MU Wheat Trials Set Yield Record — Test Weights Above Average

The 1997 winter-wheat variety performance trial averages are the best ever at 71.1 bushels/acre. Overall, the average yield was up 22.3 bushels over last year and up 5.6 bushels over the previous high yield in 1994.

The tests compared 64 soft red winter wheat varieties at seven locations and four hard red winter wheat varieties at three locations across the state. Test results can be downloaded electronically by computer from two sites. Printed reports were mailed in August to all growers with 50 acres or more of wheat. Or, copies can be picked up at local University Outreach and Extension Centers.

The winter wheat crop got off to a slow start last fall because of either delayed planting or cool weather. However, winter damage from freeze injury or soil heaving was nothing like recent years. A cool dry spring encouraged spring tiller development that helped yields. Spring weather minimized leaf diseases and favored kernel development.

For the second consecutive year, Pioneer 2540 was the highest yielding soft red winter wheat tested with an average of 78.2 bushels/acre across all locations. Lewis 8404 and Pioneer 25R26 were in close second at 78.1 bushels.
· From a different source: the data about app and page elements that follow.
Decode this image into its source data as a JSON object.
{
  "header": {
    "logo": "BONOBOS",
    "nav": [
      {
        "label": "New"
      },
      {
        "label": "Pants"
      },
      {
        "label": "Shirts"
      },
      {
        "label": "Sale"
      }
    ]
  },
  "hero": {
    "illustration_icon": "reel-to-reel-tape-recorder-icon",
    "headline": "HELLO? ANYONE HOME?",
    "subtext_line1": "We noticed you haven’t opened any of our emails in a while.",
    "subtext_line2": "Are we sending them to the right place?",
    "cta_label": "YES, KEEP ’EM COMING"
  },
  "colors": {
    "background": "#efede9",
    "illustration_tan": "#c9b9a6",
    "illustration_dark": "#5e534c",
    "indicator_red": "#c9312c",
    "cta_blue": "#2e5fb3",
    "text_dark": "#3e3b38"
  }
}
Look at more than yield when selecting a variety for planting. This year, 13 other wheat varieties produced yields that were statistically the same as the top yielding variety. Consider yield averages over time and at different locations. Also, consider test weight, plant height, heading date, and disease resistance. The report gives three-year yield averages when available.

Test weights in 1997 averaged 3.5 pounds heavier than in 1995 and 8 pounds heavier than in 1991 when wheat scab produced lightweight kernels. This year 48 of the 64 soft red wheat varieties weighed 58 pounds or more. That's the minimum test weight per bushel to grade U.S. No. 2.
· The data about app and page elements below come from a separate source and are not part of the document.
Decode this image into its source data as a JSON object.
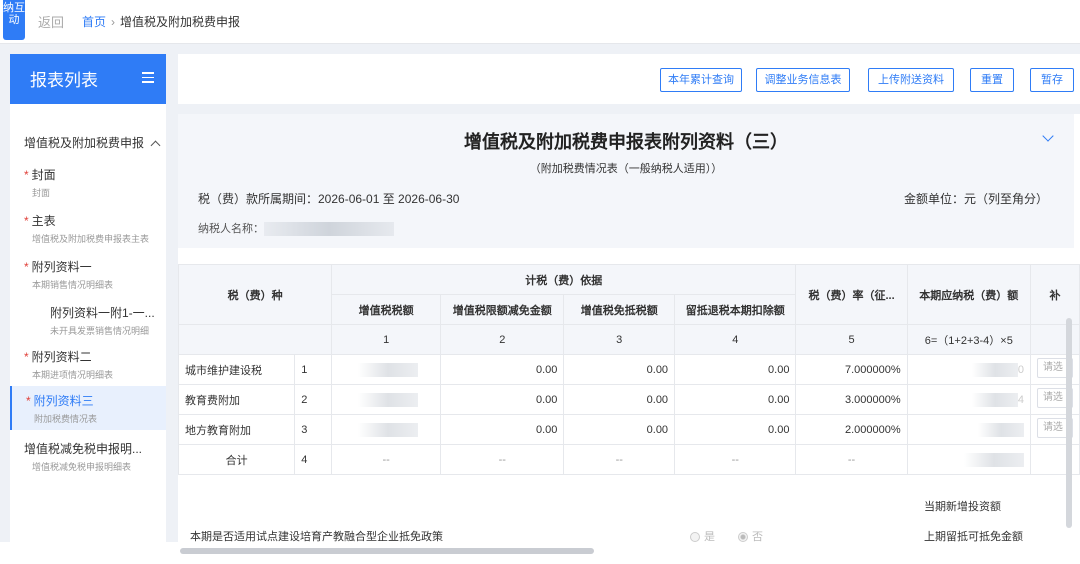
{
  "side_tag": "纳互动",
  "header": {
    "back": "返回",
    "home": "首页",
    "sep": "›",
    "current": "增值税及附加税费申报"
  },
  "sidebar": {
    "title": "报表列表",
    "group": "增值税及附加税费申报",
    "items": [
      {
        "star": "*",
        "title": "封面",
        "sub": "封面"
      },
      {
        "star": "*",
        "title": "主表",
        "sub": "增值税及附加税费申报表主表"
      },
      {
        "star": "*",
        "title": "附列资料一",
        "sub": "本期销售情况明细表"
      },
      {
        "star": "",
        "title": "附列资料一附1-一...",
        "sub": "未开具发票销售情况明细"
      },
      {
        "star": "*",
        "title": "附列资料二",
        "sub": "本期进项情况明细表"
      },
      {
        "star": "*",
        "title": "附列资料三",
        "sub": "附加税费情况表"
      },
      {
        "star": "",
        "title": "增值税减免税申报明...",
        "sub": "增值税减免税申报明细表"
      }
    ]
  },
  "toolbar": {
    "annual_query": "本年累计查询",
    "adjust_info": "调整业务信息表",
    "upload_attachment": "上传附送资料",
    "reset": "重置",
    "save_draft": "暂存"
  },
  "form": {
    "title": "增值税及附加税费申报表附列资料（三）",
    "subtitle": "（附加税费情况表（一般纳税人适用））",
    "period": "税（费）款所属期间：2026-06-01 至 2026-06-30",
    "unit": "金额单位：元（列至角分）",
    "taxpayer_label": "纳税人名称："
  },
  "table": {
    "h_type": "税（费）种",
    "h_basis": "计税（费）依据",
    "h_vat": "增值税税额",
    "h_limit": "增值税限额减免金额",
    "h_exempt": "增值税免抵税额",
    "h_refund": "留抵退税本期扣除额",
    "h_rate": "税（费）率（征...",
    "h_payable": "本期应纳税（费）额",
    "h_extra": "补",
    "n1": "1",
    "n2": "2",
    "n3": "3",
    "n4": "4",
    "n5": "5",
    "n6": "6=（1+2+3-4）×5",
    "rows": [
      {
        "name": "城市维护建设税",
        "no": "1",
        "limit": "0.00",
        "exempt": "0.00",
        "refund": "0.00",
        "rate": "7.000000%",
        "payable_tail": "0",
        "select": "请选"
      },
      {
        "name": "教育费附加",
        "no": "2",
        "limit": "0.00",
        "exempt": "0.00",
        "refund": "0.00",
        "rate": "3.000000%",
        "payable_tail": "4",
        "select": "请选"
      },
      {
        "name": "地方教育附加",
        "no": "3",
        "limit": "0.00",
        "exempt": "0.00",
        "refund": "0.00",
        "rate": "2.000000%",
        "payable_tail": "",
        "select": "请选"
      }
    ],
    "total": {
      "name": "合计",
      "no": "4",
      "dash": "--"
    }
  },
  "policy": {
    "question": "本期是否适用试点建设培育产教融合型企业抵免政策",
    "yes": "是",
    "no": "否",
    "new_invest": "当期新增投资额",
    "prev_credit": "上期留抵可抵免金额"
  }
}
The publication is Special Report 506 from the MU Agricultural Experiment Station. The Missouri Seed Improvement Association sponsored printing and mailing. The information can be received via computer modem from the extension Commercial Agriculture electronic bulletin board (AgEBB) at (573) 882-8289. Voice line assistance is at (573) 882-4827. Or, on the Internet, the address is http://www.psu.missouri.edu/pubs/sr506. These addresses have a chart of wheat yields on all soft red varieties that can be downloaded.

Author: Ken Kephart, State Extension Small Grains Specialist

[This Month in Ag Connection] [Ag Connection - Other Issues Online]


University ExtensionAg Connection - September 1997
http://outreach.missouri.edu/agconnection/newsletters/is-97-09.htm -- Revised: November 14, 2002
daydr@missouri.edu